Hanjin Shipping faces challenges even after unloading resumes

By 박한나
  • Published : Sept 11, 2016 - 16:32
  • Updated : Sept 11, 2016 - 16:32

[THE INVESTOR] Hanjin Shipping still faces financial challenges even after its container ship safely began unloading at the US port, industry watchers said Sunday.

Hanjin Shipping’s container ship Hanjin Greece was able to dock at the Port of Long Beach on Saturday after the US bankruptcy court granted the company provisional protection from creditors in the United States.

Still, market watchers said the cash-strapped shipping company needs an estimated 170 billion won ($150 million) to complete the unloading. The expenses include the costs of services from coast pilots and tug boats as well as lashing and cargo checks.
 


“In order to end the Hanjin Shipping trouble, it has to first deal with accounts payable to oil companies, unloading costs for terminal companies and railroad shipping expense,” the US-based lawyer Kim Jin-jeong told a local business newspaper Chosun Biz.

“The funding of 100 billion won to be provided by the group is too small to address the issue.
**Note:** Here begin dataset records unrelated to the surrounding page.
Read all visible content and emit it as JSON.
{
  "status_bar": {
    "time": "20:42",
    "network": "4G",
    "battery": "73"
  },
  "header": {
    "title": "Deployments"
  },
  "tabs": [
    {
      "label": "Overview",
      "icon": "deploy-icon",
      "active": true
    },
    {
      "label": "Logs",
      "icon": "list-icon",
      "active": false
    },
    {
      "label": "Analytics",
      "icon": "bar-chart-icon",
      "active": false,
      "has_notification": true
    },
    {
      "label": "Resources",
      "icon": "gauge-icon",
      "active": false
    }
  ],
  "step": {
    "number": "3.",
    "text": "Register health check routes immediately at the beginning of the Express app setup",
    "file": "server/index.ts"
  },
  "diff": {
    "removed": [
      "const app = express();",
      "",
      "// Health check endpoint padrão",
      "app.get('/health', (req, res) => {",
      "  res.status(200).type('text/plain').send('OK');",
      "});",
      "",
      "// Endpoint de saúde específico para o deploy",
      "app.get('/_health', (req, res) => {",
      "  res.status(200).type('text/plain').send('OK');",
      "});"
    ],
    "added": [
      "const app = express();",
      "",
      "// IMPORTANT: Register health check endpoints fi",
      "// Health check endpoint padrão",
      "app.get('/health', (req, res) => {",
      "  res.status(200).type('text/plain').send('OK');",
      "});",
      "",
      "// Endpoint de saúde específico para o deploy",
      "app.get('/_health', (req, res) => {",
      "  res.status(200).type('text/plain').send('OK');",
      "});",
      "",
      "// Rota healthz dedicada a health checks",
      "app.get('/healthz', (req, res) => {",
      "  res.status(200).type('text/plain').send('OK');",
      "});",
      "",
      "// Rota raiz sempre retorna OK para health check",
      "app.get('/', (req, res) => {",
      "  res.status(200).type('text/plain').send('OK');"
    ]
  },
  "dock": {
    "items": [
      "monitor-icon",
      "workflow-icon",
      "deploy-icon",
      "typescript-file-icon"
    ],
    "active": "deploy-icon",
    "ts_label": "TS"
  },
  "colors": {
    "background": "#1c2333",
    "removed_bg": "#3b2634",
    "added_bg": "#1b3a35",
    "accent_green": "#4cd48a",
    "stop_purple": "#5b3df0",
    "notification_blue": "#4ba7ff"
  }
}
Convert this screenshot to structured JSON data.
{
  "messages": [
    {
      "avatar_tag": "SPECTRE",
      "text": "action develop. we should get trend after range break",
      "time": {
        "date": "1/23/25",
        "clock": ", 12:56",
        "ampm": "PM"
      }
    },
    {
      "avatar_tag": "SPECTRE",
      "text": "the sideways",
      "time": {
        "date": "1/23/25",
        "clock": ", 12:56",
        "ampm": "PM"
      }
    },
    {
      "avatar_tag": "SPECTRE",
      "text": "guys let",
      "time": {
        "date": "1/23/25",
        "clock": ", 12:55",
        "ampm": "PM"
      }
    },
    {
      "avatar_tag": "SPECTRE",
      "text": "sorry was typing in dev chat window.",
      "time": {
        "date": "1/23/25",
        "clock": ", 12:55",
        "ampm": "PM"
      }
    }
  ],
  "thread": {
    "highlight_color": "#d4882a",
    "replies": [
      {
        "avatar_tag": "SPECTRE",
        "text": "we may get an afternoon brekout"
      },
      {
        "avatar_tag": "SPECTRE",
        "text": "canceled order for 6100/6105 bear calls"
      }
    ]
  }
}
The company desperately needs help from its creditors and the government,” he added.

Earlier, Hanjin Group, the parent company of the nation’s leading container shipping line, pledged to provide some 100 billion won, including 40 billion won of group chairman Cho Yang-ho’s personal assets, to the shipper, to help ease the cargo crisis triggered by the shipper’s receivership.

The board of directors of Korean Air, Hanjin Shipping’s biggest shareholder, also approved a proposed 60 billion won in assistance for its affiliate earlier on the condition that the loan be extended in exchange for collateral.

Creditors of Hanjin Shipping, led by the state-run Korea Development Bank, said it would not extend fresh financial aid to the ailing shipper currently under court receivership, calling on the shipper to provide collateral for any funding.

Some of Hanjin’s 128 ships are still stranded at sea as they were blocked from entering ports in China, Canada and many other nations, as lashing service firms and port workers refused to work for the shipper out of concerns that they would not be paid.

By Shin Ji-hye/ The Korea Herald (shinjh@heraldcorp.com)